── INPUT
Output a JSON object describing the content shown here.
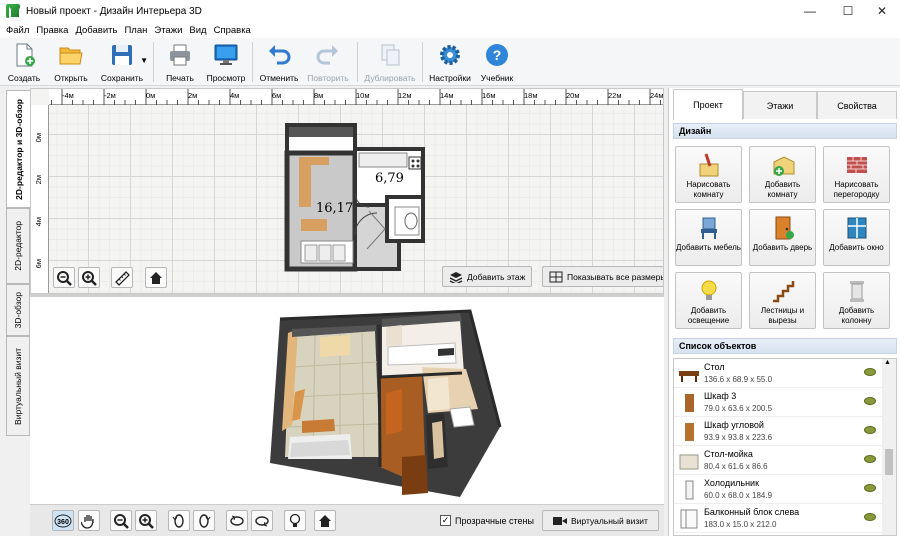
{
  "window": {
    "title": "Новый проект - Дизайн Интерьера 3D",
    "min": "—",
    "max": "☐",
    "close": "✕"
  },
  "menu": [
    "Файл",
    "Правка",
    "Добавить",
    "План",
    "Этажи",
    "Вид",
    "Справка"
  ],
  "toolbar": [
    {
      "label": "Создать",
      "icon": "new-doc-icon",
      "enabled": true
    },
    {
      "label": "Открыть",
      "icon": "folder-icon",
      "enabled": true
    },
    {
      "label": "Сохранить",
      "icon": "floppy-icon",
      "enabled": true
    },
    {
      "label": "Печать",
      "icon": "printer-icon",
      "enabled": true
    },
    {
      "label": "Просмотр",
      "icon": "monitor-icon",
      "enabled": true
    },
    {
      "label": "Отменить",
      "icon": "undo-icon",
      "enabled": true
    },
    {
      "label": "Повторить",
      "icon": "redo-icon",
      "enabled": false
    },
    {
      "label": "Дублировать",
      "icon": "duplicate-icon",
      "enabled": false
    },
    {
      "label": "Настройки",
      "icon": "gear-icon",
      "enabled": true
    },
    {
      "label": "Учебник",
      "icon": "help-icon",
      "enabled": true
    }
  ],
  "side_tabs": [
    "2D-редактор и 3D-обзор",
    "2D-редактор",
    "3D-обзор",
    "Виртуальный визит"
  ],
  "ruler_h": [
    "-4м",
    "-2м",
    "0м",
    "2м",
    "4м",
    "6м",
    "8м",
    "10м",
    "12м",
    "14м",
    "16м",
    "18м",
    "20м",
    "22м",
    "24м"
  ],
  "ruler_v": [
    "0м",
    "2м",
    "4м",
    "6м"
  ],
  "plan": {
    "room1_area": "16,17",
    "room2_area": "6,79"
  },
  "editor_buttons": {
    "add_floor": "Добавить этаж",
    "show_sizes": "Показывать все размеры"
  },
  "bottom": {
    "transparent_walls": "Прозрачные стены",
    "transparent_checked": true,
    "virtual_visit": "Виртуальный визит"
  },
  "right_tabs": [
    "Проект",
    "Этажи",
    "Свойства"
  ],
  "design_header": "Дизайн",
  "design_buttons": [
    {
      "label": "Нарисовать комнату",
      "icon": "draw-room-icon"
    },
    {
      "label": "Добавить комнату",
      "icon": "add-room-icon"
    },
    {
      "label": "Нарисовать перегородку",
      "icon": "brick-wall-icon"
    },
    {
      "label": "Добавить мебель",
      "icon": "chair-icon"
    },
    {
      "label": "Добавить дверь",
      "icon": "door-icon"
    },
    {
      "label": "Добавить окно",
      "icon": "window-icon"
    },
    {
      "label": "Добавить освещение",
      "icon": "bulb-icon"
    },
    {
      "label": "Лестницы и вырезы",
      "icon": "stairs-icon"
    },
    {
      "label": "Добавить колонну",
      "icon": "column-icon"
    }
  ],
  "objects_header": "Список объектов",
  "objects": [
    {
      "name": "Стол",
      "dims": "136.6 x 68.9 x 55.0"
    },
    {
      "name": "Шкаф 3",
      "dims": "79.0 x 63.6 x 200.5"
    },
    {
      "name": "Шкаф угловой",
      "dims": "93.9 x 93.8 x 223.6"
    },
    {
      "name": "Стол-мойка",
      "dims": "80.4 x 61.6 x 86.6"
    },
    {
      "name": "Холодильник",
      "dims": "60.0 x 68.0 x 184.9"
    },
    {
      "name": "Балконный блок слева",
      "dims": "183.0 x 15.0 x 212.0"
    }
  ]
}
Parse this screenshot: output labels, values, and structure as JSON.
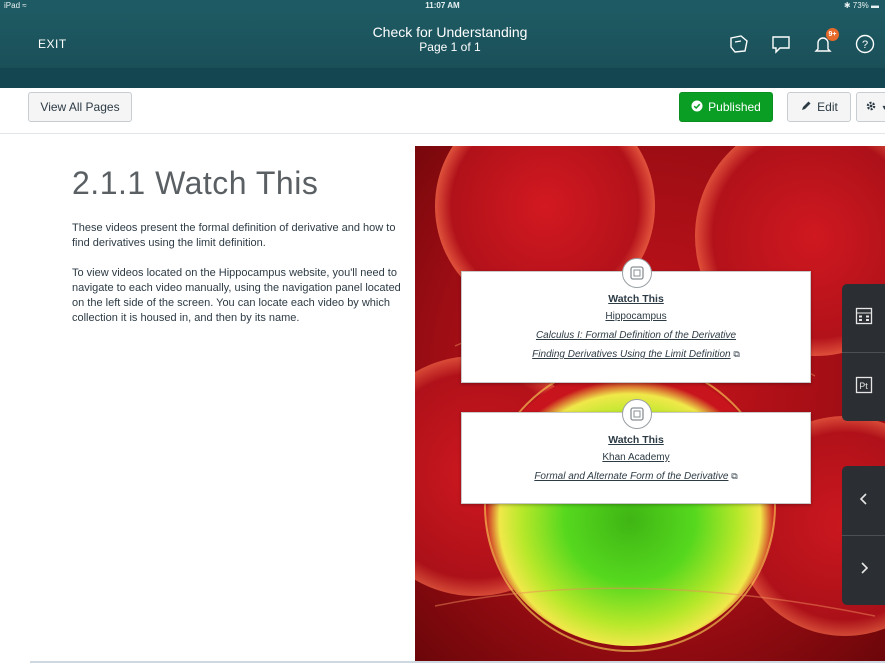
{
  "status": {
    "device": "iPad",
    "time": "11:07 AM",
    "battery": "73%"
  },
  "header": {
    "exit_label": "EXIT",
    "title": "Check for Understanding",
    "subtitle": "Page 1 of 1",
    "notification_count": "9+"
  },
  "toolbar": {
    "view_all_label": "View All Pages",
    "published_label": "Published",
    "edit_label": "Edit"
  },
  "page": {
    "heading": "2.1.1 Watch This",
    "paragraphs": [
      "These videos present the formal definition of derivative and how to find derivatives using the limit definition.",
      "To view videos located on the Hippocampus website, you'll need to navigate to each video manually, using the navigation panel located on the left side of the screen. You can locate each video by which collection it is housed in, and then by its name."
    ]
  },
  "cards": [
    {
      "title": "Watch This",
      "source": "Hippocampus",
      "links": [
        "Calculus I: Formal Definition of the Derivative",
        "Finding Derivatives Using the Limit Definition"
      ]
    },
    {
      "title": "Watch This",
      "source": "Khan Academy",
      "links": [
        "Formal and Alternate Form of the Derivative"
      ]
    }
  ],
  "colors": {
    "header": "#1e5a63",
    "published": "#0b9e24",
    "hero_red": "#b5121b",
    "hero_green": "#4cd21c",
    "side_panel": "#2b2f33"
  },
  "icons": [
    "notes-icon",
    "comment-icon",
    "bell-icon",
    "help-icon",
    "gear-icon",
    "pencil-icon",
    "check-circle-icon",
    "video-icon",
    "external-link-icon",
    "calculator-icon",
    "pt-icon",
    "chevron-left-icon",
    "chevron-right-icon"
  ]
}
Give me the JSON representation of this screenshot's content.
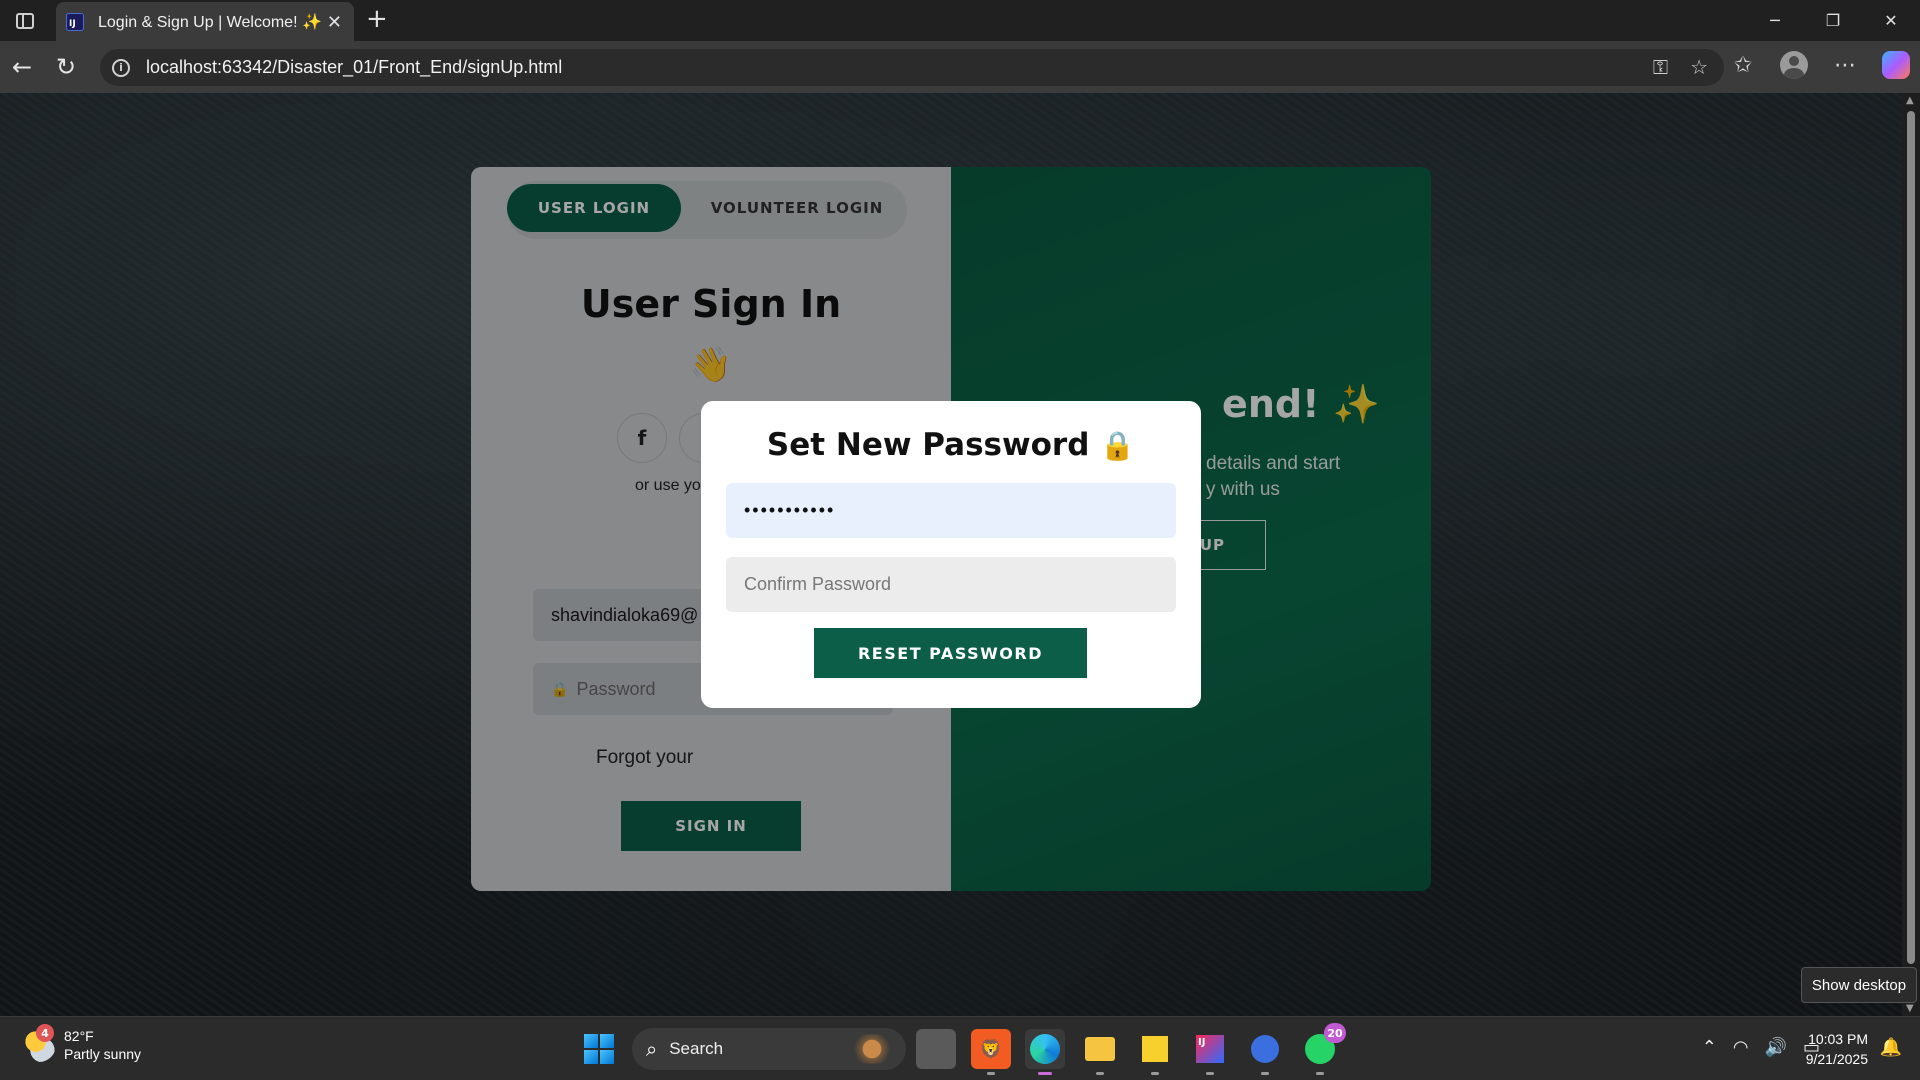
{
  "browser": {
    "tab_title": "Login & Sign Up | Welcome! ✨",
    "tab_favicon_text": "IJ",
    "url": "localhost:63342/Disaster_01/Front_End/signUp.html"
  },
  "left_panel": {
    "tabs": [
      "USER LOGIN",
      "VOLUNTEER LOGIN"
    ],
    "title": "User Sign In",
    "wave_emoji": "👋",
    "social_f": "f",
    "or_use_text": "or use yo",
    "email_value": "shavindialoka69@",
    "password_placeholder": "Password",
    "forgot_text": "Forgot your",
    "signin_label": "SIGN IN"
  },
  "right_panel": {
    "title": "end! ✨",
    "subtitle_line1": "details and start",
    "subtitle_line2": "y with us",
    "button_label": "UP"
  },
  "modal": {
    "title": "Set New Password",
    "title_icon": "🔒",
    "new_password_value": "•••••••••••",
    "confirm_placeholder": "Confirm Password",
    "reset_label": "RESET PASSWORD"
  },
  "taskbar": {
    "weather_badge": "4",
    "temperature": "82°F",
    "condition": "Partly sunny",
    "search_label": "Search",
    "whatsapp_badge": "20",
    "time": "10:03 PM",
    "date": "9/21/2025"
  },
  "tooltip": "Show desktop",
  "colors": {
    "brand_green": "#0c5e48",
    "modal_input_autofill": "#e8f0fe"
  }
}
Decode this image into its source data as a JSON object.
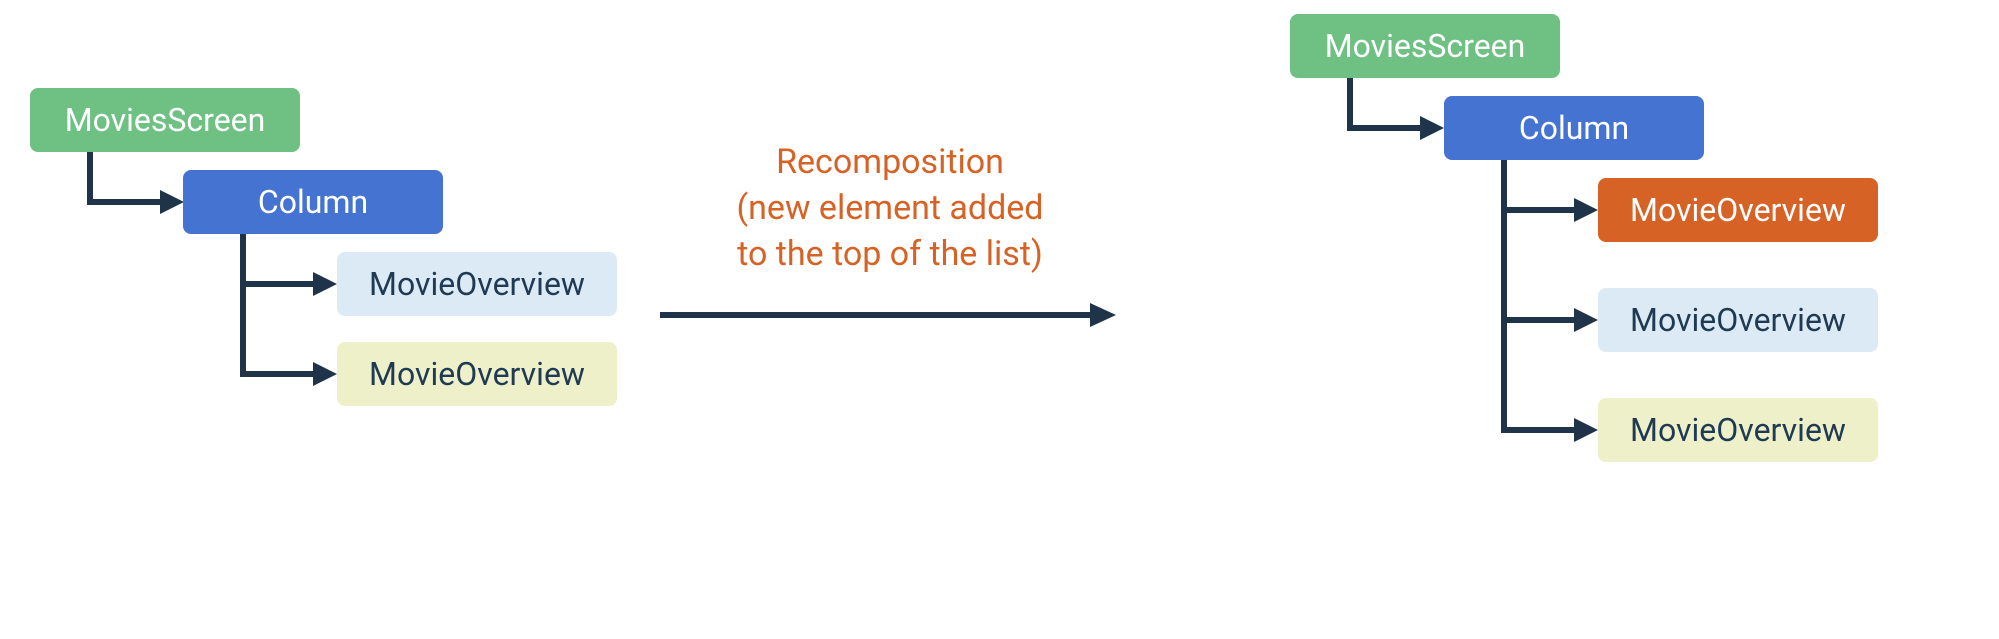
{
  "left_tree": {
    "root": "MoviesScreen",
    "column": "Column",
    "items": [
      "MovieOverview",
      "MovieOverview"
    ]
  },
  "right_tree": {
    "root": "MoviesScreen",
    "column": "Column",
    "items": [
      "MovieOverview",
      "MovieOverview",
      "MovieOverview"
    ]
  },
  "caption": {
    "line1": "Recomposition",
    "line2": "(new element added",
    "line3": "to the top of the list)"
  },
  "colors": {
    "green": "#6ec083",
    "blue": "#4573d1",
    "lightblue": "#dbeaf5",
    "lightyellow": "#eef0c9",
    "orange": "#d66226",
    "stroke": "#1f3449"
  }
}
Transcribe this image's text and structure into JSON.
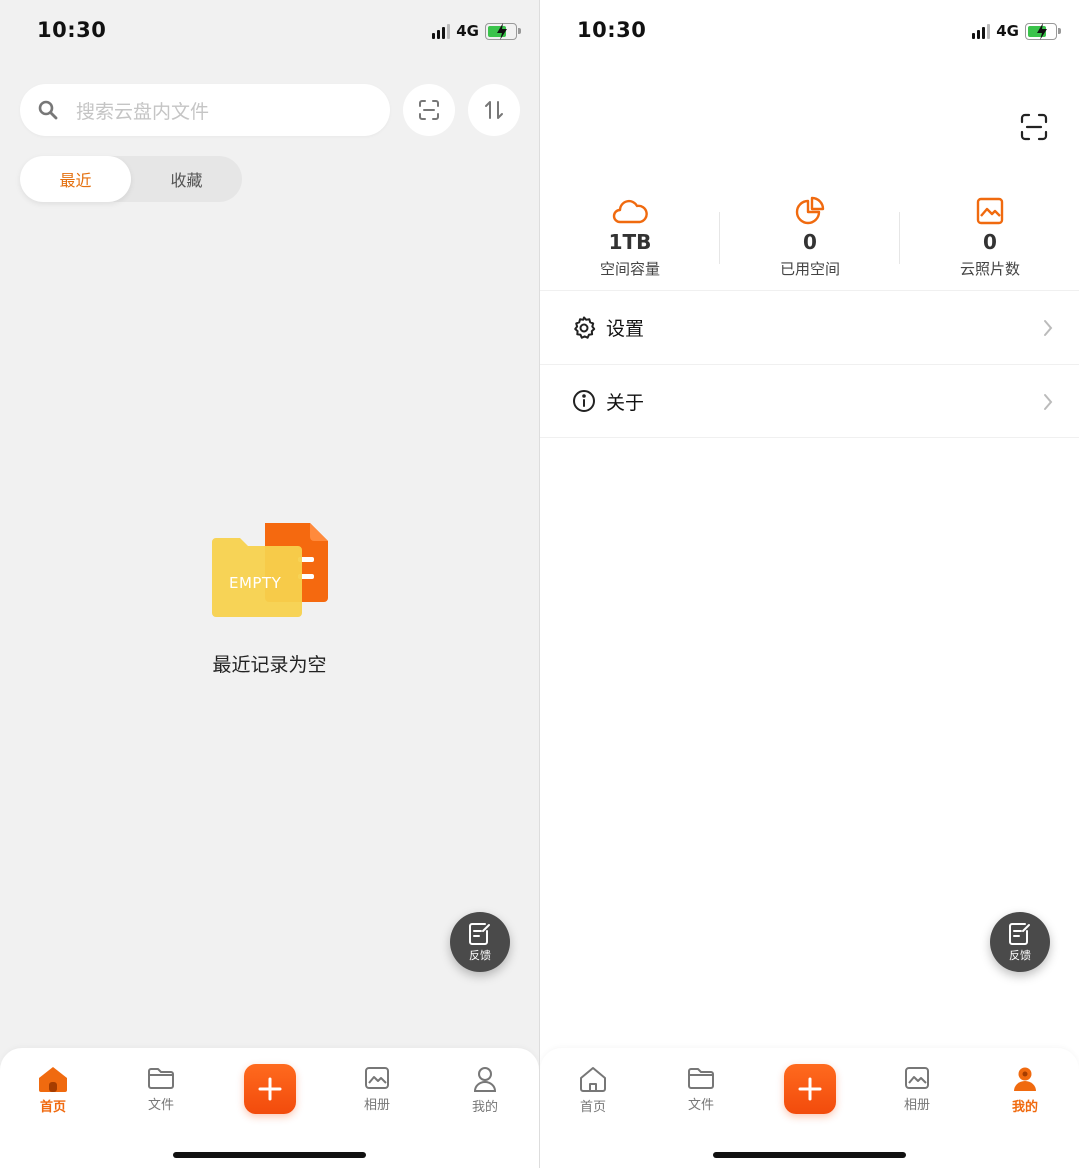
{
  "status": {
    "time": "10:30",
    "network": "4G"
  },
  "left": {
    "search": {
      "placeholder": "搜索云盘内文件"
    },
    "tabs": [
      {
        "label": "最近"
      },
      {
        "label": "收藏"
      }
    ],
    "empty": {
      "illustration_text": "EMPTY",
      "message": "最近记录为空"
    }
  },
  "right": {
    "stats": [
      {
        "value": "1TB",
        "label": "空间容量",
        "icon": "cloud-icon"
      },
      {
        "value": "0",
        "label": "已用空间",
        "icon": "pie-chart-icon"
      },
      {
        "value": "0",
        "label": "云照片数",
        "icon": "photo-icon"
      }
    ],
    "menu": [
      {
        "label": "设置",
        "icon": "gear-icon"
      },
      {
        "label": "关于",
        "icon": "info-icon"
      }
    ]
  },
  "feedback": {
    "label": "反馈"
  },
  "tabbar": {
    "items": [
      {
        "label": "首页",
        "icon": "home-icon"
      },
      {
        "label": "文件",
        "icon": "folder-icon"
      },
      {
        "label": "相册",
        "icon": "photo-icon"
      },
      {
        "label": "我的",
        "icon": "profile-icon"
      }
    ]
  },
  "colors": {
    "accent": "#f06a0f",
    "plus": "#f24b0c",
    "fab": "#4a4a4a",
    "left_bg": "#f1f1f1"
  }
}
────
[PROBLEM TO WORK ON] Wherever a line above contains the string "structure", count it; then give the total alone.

[ANSWER BOX] 2